Here is a comment I received about my notes sent in October. There I had links to articles that I summarized as 3.Reservatrol benefits the heart 4. Curcumin improves your energy. A diligent reader followed the links and read that these conclusions were based on non-human studies. "Roc, this is very nice, but do you really have a strong feeling that 'reservatrol helps aging rats' is a strong indicator for humans? Or that Curcumin improves energy in fruit flies (or whatever kind of flies those are) really translates to 'improves your energy'. I guess I'd prefer a summary like 'Reservatrol benefits heart in aging rats' and 'Curcumin improves energy level in flies.' Or do you need to warn your readers every time to look beyond the headlines?

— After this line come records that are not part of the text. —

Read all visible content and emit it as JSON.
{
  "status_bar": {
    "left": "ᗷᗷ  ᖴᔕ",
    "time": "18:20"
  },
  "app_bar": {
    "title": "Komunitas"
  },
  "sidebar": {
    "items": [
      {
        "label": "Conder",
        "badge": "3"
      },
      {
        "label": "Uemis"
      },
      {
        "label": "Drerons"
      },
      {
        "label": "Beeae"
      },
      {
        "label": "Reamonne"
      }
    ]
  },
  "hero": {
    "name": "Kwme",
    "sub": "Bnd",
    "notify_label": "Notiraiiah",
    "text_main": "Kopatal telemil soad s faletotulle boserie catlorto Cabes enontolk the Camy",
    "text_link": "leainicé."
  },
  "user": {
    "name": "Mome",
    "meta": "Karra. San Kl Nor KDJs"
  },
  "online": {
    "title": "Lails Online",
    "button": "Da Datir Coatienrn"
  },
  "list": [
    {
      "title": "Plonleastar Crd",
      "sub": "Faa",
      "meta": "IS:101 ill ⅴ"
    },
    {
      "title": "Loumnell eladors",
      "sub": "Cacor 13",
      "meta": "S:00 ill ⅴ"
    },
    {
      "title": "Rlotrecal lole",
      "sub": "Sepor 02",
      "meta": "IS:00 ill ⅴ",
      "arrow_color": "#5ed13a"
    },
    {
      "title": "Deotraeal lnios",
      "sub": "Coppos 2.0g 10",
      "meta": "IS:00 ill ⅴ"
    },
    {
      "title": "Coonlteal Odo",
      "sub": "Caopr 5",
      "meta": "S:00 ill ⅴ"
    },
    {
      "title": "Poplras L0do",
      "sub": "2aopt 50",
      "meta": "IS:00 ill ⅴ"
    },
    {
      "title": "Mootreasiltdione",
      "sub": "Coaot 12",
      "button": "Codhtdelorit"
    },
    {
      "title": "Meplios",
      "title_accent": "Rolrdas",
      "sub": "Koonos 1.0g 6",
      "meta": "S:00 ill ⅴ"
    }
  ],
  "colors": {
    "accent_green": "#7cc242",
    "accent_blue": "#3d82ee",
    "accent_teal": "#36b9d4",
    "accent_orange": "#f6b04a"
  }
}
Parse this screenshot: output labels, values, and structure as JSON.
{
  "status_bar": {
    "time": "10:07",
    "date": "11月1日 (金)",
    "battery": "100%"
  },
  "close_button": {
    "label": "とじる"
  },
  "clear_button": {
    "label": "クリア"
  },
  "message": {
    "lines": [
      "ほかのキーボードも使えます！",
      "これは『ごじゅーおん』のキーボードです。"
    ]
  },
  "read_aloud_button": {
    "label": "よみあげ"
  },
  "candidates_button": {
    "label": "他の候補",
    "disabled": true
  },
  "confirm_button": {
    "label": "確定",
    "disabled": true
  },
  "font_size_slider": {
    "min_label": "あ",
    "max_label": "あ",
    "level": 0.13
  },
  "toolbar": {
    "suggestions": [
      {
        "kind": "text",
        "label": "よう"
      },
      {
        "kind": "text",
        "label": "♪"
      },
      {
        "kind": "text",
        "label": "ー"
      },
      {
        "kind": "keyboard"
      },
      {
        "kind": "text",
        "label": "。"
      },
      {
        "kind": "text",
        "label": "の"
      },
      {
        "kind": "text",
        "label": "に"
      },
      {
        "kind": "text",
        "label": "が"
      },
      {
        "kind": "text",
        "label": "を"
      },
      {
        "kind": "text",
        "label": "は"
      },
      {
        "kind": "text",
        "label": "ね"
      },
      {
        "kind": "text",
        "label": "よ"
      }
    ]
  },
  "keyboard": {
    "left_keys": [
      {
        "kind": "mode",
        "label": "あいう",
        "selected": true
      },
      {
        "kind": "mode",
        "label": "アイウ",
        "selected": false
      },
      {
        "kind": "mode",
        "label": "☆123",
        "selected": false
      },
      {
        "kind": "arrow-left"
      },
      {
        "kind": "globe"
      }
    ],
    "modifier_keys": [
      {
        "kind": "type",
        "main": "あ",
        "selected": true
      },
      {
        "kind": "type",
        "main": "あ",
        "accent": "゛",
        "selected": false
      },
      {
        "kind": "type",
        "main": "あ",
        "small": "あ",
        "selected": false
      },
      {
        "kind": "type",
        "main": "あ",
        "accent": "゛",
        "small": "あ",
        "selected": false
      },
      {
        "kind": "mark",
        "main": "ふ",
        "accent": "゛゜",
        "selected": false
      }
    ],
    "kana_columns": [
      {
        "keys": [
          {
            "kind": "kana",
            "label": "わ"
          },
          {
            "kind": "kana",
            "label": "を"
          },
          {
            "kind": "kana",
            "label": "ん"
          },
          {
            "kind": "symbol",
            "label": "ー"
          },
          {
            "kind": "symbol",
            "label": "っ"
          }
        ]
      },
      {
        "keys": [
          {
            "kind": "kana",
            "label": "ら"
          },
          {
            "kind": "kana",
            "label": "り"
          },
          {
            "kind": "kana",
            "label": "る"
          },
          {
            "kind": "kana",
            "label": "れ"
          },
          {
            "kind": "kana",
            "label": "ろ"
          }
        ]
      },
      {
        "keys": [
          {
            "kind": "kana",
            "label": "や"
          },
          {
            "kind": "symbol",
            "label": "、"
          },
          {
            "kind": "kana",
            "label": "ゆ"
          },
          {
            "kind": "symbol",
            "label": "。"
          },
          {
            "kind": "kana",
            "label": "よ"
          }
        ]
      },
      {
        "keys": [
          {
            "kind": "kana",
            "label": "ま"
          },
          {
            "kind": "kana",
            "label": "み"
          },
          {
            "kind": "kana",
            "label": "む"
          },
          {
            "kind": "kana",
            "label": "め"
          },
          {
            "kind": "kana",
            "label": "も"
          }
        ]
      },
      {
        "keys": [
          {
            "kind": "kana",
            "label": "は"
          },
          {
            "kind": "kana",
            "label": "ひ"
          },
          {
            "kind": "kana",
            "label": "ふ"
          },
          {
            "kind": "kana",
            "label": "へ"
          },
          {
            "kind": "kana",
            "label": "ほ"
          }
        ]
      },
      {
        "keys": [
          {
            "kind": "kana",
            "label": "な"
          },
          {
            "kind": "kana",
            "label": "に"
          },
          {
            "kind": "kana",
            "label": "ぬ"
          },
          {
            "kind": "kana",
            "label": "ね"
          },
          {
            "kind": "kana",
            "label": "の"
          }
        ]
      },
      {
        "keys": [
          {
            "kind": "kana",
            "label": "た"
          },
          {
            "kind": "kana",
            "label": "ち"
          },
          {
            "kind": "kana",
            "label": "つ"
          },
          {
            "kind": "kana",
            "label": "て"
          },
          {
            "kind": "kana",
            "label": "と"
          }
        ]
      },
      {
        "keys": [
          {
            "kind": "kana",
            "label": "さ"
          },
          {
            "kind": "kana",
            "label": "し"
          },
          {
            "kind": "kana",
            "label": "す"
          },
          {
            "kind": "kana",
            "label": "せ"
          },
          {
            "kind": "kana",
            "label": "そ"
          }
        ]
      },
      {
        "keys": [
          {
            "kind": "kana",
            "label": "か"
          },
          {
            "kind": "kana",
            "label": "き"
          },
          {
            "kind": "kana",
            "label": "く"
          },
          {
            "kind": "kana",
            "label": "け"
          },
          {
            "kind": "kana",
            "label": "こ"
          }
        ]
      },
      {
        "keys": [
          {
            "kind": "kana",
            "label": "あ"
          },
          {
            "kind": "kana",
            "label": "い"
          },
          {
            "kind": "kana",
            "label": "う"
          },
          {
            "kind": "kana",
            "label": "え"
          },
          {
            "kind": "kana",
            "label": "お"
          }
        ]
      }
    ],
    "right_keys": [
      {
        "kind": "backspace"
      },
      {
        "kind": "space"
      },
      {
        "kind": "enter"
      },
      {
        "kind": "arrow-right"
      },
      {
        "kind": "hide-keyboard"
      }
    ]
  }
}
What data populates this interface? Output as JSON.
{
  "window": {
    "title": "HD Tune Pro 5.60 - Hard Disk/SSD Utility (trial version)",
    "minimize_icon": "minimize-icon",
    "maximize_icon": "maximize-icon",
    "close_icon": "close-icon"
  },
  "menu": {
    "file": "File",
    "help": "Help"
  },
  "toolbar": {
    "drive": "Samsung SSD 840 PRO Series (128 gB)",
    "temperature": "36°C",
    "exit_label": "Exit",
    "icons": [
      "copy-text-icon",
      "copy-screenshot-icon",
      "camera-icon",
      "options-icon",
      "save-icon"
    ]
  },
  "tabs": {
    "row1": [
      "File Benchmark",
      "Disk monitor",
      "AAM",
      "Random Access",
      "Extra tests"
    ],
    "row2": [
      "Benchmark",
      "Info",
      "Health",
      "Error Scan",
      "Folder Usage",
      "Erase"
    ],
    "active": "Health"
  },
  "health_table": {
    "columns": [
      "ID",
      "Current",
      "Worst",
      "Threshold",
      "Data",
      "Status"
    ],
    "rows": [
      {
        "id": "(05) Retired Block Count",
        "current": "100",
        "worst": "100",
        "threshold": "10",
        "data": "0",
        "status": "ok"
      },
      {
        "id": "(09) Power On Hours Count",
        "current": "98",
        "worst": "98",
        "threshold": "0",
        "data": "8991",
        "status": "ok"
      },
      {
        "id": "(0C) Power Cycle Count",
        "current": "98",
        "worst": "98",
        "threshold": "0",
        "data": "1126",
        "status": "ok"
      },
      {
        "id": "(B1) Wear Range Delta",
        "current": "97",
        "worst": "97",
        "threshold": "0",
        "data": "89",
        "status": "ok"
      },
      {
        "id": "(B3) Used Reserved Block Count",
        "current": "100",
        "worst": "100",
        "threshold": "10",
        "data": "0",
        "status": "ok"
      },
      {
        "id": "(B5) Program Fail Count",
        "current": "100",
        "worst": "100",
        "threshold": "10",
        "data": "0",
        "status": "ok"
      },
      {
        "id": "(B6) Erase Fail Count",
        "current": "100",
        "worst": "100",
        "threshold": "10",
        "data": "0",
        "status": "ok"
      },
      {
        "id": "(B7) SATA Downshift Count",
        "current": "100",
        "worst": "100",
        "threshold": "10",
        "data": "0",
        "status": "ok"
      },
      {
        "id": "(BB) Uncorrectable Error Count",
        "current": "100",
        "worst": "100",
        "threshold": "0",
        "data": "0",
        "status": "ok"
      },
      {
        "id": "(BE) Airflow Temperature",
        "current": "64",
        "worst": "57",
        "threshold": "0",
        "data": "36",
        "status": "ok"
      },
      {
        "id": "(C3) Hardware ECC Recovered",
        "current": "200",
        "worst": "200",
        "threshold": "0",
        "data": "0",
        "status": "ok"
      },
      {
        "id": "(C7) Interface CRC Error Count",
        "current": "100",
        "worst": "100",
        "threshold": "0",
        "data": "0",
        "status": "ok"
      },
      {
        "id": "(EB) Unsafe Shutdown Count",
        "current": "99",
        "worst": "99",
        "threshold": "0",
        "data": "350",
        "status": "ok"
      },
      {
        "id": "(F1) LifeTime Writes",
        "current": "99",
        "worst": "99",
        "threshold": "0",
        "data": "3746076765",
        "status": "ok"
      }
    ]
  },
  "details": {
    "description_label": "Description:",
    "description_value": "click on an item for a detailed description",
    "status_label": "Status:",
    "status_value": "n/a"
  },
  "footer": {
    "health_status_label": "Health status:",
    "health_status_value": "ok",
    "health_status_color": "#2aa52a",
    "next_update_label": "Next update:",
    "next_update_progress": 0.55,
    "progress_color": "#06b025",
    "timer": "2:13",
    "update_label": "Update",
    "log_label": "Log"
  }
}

ROC'S response: Primum non nocere is a Latin phrase that means "first, do no harm." As one fortunate to have determination and education to read the top nutrition journals each month, and having heard from nutrition researchers what a terrible job we do educating others about progress in nutrition research, I feel an obligation to share what is being discovered. How to share it without demanding too much of your time is the challenge.
The compromise I have accepted is this. Based on my accumulated information from reading and studying biochemistry and nutrition to my age of 66, "what does the latest research predict which is useful to prolong the healthspan of a reasonably healthy human?"
There is a wide range of opinions in the research community. Some only accept double blind clinical trials on humans as valid results for people. I am willing to consider molecular, genetic, cellular, and non-human animal results, if they demonstrate something which is highly likely to be safe and is consistent with other research which shows substantial benefit.
So for the two instances above - Resveratrol, the primary molecule that makes red wine beneficial, is a supplement I have taken for over a decade. I have heard the man who discovered it speak twice, and read numerous articles on the benefits of taking reservatrol. If you search my website, you get 69 hits for things I have reported about the benefits of taking resveratrol. So research indicating it benefits the heart is consistent with the other benefits, and it is much easier to show heart effects in rats than in humans. Even if it turns out not to benefit humans' hearts, taking it will provide many other benefits. So I feel the literature supports drawing your attention to further evidence that resveratrol is beneficial, even though it is a study in rats.
For curcumin also, there is ample evidence of its benefits. I try to add some to something I eat each day, because it is a potent anti-carcinogen. If it also improves your energy, great. The research was done in flies. Doing that experiment in humans has not been done, but it is possible. If I wrote the statement my reader recommended, I think many people would ignore it. But a positive message about the benefits of curcumin may encourage more people to use it, reducing the chance they will get cancer. I would rather, in my short message, reinforce that curcumin is good for you.
The headlines I send each month are linked to my notes, and those are linked to the abstracts of the actual research results. I read the actual papers. There are about 60 articles in each journal, from which I find 4 to 12 that I find worthwhile to highlight. With a goal of keeping my emails to one screen, it is a challenge to be concise and informative, to use the latest research to try in influence you to behaviors likely to increase your healthspan.
But you definitely are entitled to understand my personal guideline expressed here of how to communicate the progress in nutrition research. So every email I send is intended as a treat. Happy Halloween.
- Roc, Nutrition Investigator